What Are The Most Common Types Of Viral Hepatitis?

The most common types of viral hepatitis are hepatitis B and hepatitis C. Hepatitis B and hepatitis C have different ways of entering the body but each of them can cause serious damage to your liver. If left untreated, both forms of hepatitis can eventually lead to cancer or death. Check out the pages for hepatitis B and hepatitis C to find out more about each of these diseases.

Want More Info?

Okay, I might have hepatitis, or know someone who might...

Where Can I Find Care?

Want to get tested for hepatitis? Lack insurance and need assistance? Are you a doctor with a Spanish speaking client who needs treatment? No matter your needs, we can help! Check out our Support + Care page to find hepatitis resources in your community that can give you the support you deserve.

What Should I Ask?

Getting the treatment you need can be tricky business. That is why we came up with a list of the top questions you should ask when you are either searching for hepatitis services or speaking with your healthcare provider. Make sure to print out the list and bring it with you so that you can take notes and be an informed and empowered patient.

I Want To Help Stop Hepatitis!

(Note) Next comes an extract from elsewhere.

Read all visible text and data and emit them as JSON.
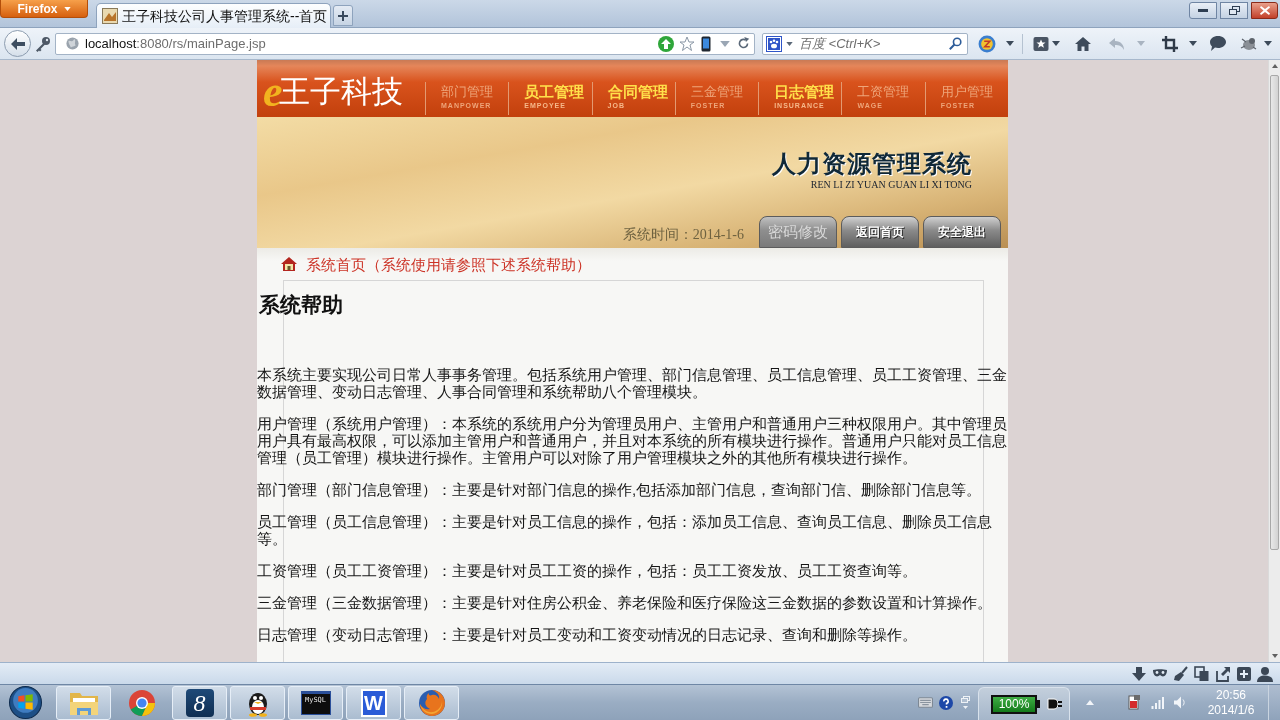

Then we want your help! Philadelphia has the ability to be a national leader in the fight against viral hepatitis and we want you to join the cause! From signing up for our newsletter to joining local coalition groups like HepCAP and Hep B United, there are many ways that you can become involved. Together we can stop the spread of these silent killers.

Wait. Who are you and why are you giving me all of this info?

We Are PDPH!

We are the Philadelphia Department of Public Health and everyday we are out fighting to eliminate the spread of viral hepatitis in our community. With you at our sides, along with local groups such as HepCAP and Hep B United, we hope to one day stop the spread of viral hepatitis.


HepCAP is a coalition of doctors, people living with hep C, community agencies, civil servants, and concerned Philadelphians. We are dedicated to improving hepatitis C support services in Philadelphia, and work together to develop projects that close the gaps in local hep C services.

We Are Hep B United!

Hep B United Philadelphia aims to raise awareness about the growing severity of hepatitis B and liver cancer in the U.S. We work to raise the public profile of hep B as an urgent health priority, increase testing and vaccinations, and improve access to care for at-risk populations.

We Are You!

By visiting this website, YOU are a hepatitis hero! We hope you will learn something here and pass the information to your friends, family, and neighbors. By getting informed, you are playing an important role in spreading information that will help put an end to viral hepatitis.